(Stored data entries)
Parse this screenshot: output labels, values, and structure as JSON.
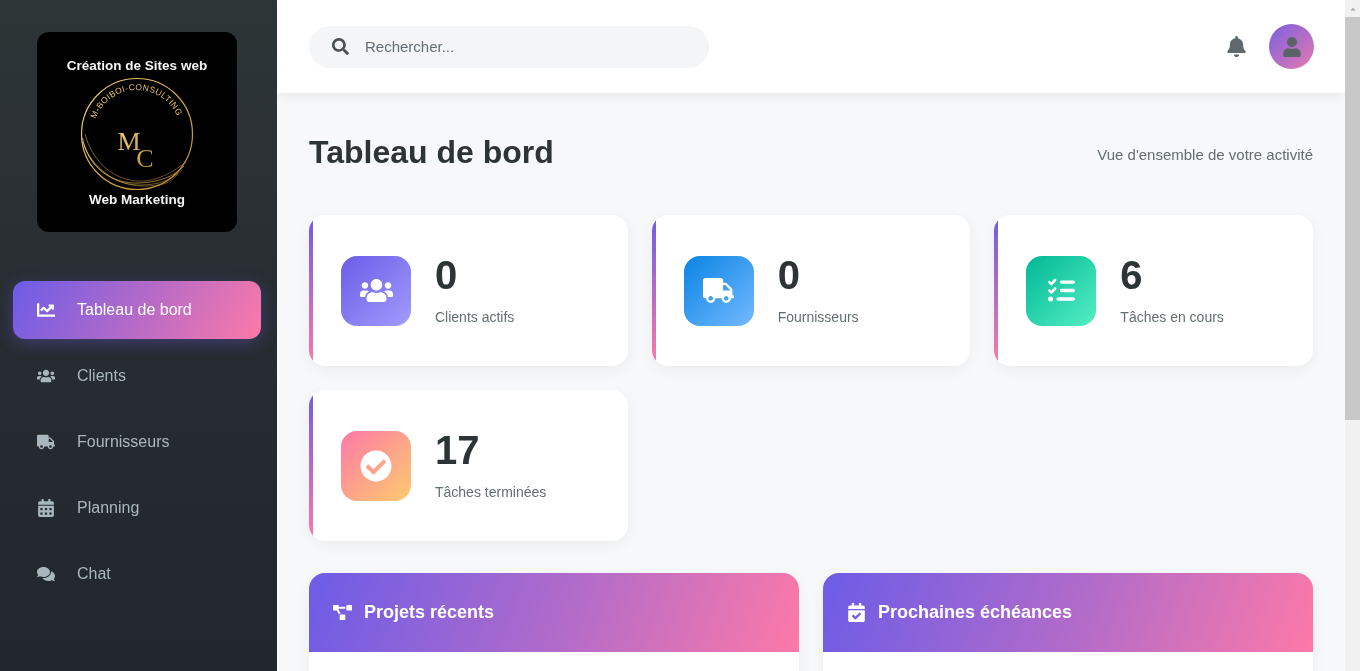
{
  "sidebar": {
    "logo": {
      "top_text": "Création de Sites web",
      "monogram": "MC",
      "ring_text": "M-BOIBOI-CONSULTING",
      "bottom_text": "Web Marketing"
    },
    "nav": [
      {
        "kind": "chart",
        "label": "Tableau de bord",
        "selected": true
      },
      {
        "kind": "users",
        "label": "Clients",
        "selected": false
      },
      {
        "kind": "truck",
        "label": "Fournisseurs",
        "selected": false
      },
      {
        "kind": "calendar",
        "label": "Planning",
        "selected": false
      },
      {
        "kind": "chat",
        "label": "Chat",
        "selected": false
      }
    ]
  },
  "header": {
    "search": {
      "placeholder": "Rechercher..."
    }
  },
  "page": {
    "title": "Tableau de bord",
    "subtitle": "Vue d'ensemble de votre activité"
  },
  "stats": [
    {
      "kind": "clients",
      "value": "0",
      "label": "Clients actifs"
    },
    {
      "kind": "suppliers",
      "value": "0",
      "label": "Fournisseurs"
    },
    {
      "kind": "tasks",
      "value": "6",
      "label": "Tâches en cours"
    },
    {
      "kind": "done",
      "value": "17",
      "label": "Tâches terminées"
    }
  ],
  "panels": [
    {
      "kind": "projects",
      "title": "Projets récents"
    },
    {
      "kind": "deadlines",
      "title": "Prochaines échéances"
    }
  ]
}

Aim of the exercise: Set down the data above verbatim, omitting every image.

Output of the exercise:
Parse this screenshot: output labels, values, and structure as JSON.
{
  "sidebar": {
    "logo": {
      "top_text": "Création de Sites web",
      "monogram": "MC",
      "ring_text": "M-BOIBOI-CONSULTING",
      "bottom_text": "Web Marketing"
    },
    "nav": [
      {
        "kind": "chart",
        "label": "Tableau de bord",
        "selected": true
      },
      {
        "kind": "users",
        "label": "Clients",
        "selected": false
      },
      {
        "kind": "truck",
        "label": "Fournisseurs",
        "selected": false
      },
      {
        "kind": "calendar",
        "label": "Planning",
        "selected": false
      },
      {
        "kind": "chat",
        "label": "Chat",
        "selected": false
      }
    ]
  },
  "header": {
    "search": {
      "placeholder": "Rechercher..."
    }
  },
  "page": {
    "title": "Tableau de bord",
    "subtitle": "Vue d'ensemble de votre activité"
  },
  "stats": [
    {
      "kind": "clients",
      "value": "0",
      "label": "Clients actifs"
    },
    {
      "kind": "suppliers",
      "value": "0",
      "label": "Fournisseurs"
    },
    {
      "kind": "tasks",
      "value": "6",
      "label": "Tâches en cours"
    },
    {
      "kind": "done",
      "value": "17",
      "label": "Tâches terminées"
    }
  ],
  "panels": [
    {
      "kind": "projects",
      "title": "Projets récents"
    },
    {
      "kind": "deadlines",
      "title": "Prochaines échéances"
    }
  ]
}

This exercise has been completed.